▶ Exercise goal
Find where "Output a JSON" appears in the entries below. That line and all lines after it, through the last, are to be duplicated exactly, with nothing else.

▶ Data for review
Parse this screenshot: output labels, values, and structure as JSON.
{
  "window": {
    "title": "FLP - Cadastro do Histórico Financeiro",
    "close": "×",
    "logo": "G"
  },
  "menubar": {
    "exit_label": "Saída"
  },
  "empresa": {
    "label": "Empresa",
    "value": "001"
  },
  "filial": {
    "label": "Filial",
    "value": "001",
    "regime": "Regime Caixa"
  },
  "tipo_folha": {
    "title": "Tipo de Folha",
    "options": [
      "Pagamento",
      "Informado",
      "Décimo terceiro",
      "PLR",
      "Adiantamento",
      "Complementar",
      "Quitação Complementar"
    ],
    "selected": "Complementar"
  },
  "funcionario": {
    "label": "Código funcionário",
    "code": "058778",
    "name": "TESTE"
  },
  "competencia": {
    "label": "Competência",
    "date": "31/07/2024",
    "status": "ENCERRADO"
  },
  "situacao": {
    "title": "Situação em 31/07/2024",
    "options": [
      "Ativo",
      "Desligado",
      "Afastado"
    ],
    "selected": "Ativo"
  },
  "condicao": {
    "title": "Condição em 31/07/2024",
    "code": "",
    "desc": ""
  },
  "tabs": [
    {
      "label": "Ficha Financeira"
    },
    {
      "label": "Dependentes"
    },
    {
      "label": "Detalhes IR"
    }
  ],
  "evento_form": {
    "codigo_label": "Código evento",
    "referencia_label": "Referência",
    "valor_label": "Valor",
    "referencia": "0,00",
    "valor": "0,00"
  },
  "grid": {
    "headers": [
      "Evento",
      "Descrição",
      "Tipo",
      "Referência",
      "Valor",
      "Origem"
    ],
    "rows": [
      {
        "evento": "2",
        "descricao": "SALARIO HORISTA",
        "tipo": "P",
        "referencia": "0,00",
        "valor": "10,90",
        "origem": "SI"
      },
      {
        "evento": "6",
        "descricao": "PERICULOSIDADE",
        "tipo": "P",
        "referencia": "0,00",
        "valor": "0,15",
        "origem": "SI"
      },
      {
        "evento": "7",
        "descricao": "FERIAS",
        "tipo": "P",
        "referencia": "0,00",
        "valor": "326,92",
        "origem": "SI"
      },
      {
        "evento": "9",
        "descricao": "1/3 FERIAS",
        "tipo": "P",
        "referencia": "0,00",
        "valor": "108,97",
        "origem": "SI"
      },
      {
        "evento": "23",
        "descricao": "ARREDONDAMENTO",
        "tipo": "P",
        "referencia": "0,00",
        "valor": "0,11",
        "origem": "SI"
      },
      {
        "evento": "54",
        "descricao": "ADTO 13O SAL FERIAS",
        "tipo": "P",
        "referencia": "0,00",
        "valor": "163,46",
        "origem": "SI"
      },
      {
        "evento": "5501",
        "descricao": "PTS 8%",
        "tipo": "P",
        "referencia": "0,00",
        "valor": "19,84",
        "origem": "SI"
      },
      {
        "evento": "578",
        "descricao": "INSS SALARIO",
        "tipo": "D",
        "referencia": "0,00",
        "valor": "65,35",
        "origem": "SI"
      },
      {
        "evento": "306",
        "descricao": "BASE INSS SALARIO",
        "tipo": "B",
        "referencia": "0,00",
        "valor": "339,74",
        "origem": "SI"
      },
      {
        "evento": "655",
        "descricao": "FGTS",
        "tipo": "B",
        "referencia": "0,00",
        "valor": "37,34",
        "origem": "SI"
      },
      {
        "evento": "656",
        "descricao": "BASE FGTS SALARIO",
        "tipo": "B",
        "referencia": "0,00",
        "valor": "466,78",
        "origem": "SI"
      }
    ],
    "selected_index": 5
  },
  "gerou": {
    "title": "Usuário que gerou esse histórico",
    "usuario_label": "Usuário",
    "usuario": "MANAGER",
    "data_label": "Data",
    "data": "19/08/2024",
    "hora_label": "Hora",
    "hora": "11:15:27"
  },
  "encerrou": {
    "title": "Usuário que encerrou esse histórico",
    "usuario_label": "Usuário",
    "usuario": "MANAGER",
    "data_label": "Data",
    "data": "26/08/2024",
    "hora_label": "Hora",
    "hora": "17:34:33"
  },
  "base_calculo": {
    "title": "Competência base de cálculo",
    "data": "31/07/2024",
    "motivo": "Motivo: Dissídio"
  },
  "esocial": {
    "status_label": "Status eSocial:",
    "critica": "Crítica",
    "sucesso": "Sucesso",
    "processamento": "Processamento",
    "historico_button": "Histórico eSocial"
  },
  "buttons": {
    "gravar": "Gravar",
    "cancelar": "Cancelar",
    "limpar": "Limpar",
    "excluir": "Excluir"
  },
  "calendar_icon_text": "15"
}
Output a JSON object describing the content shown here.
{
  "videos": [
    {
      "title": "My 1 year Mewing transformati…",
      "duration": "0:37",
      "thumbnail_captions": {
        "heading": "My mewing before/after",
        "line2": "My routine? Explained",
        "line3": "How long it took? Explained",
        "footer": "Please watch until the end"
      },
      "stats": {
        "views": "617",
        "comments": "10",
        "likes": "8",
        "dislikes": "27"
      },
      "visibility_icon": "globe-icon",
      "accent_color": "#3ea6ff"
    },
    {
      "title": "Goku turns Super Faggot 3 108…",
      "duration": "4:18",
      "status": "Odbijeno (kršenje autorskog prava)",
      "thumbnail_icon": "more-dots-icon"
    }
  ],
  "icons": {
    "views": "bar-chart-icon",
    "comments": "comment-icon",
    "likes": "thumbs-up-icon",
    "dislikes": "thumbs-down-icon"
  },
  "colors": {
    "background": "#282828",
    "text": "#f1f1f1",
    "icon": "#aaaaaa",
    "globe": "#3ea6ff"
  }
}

▶ Response box
Output a JSON object describing the content shown here.
{
  "videos": [
    {
      "title": "My 1 year Mewing transformati…",
      "duration": "0:37",
      "thumbnail_captions": {
        "heading": "My mewing before/after",
        "line2": "My routine? Explained",
        "line3": "How long it took? Explained",
        "footer": "Please watch until the end"
      },
      "stats": {
        "views": "617",
        "comments": "10",
        "likes": "8",
        "dislikes": "27"
      },
      "visibility_icon": "globe-icon",
      "accent_color": "#3ea6ff"
    },
    {
      "title": "Goku turns Super Faggot 3 108…",
      "duration": "4:18",
      "status": "Odbijeno (kršenje autorskog prava)",
      "thumbnail_icon": "more-dots-icon"
    }
  ],
  "icons": {
    "views": "bar-chart-icon",
    "comments": "comment-icon",
    "likes": "thumbs-up-icon",
    "dislikes": "thumbs-down-icon"
  },
  "colors": {
    "background": "#282828",
    "text": "#f1f1f1",
    "icon": "#aaaaaa",
    "globe": "#3ea6ff"
  }
}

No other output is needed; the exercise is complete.